== MATERIALS PROVIDED ==
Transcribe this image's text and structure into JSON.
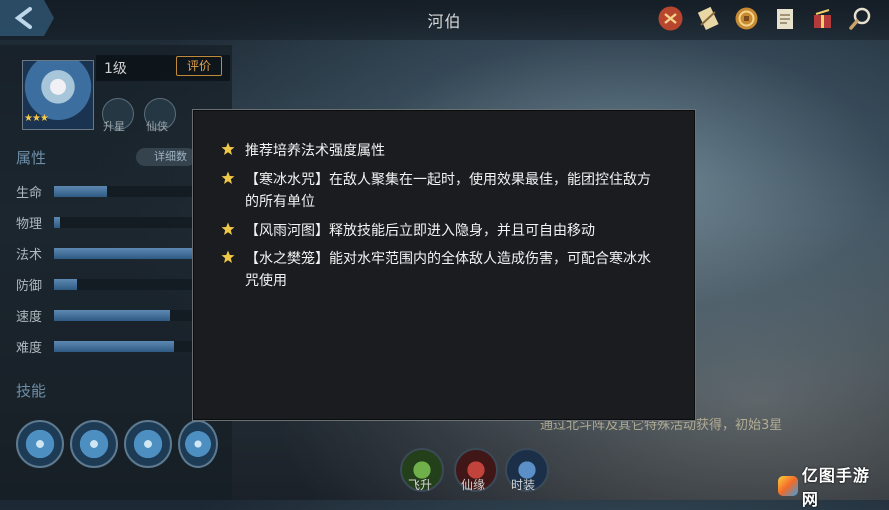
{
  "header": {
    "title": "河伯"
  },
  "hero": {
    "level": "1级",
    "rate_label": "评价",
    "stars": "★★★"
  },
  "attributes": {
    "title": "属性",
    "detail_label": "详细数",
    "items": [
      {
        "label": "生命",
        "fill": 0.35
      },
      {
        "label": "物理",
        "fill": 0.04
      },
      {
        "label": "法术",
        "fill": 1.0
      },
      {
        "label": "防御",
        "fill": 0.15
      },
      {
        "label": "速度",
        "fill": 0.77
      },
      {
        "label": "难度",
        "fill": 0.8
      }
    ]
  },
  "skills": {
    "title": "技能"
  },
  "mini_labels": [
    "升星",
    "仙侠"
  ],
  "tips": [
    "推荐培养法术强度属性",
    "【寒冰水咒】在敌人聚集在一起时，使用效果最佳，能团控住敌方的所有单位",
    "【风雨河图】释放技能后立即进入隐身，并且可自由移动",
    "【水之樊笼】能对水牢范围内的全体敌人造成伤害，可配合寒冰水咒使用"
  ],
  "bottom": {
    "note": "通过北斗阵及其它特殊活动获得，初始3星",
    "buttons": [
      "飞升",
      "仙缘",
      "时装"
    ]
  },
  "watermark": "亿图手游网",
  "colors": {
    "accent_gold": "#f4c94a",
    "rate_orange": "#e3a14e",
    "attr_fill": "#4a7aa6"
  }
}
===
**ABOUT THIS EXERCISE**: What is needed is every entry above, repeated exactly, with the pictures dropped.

**RESPONSE TO THE EXERCISE**:
Transcribe this image's text and structure into JSON.
{
  "header": {
    "title": "河伯"
  },
  "hero": {
    "level": "1级",
    "rate_label": "评价",
    "stars": "★★★"
  },
  "attributes": {
    "title": "属性",
    "detail_label": "详细数",
    "items": [
      {
        "label": "生命",
        "fill": 0.35
      },
      {
        "label": "物理",
        "fill": 0.04
      },
      {
        "label": "法术",
        "fill": 1.0
      },
      {
        "label": "防御",
        "fill": 0.15
      },
      {
        "label": "速度",
        "fill": 0.77
      },
      {
        "label": "难度",
        "fill": 0.8
      }
    ]
  },
  "skills": {
    "title": "技能"
  },
  "mini_labels": [
    "升星",
    "仙侠"
  ],
  "tips": [
    "推荐培养法术强度属性",
    "【寒冰水咒】在敌人聚集在一起时，使用效果最佳，能团控住敌方的所有单位",
    "【风雨河图】释放技能后立即进入隐身，并且可自由移动",
    "【水之樊笼】能对水牢范围内的全体敌人造成伤害，可配合寒冰水咒使用"
  ],
  "bottom": {
    "note": "通过北斗阵及其它特殊活动获得，初始3星",
    "buttons": [
      "飞升",
      "仙缘",
      "时装"
    ]
  },
  "watermark": "亿图手游网",
  "colors": {
    "accent_gold": "#f4c94a",
    "rate_orange": "#e3a14e",
    "attr_fill": "#4a7aa6"
  }
}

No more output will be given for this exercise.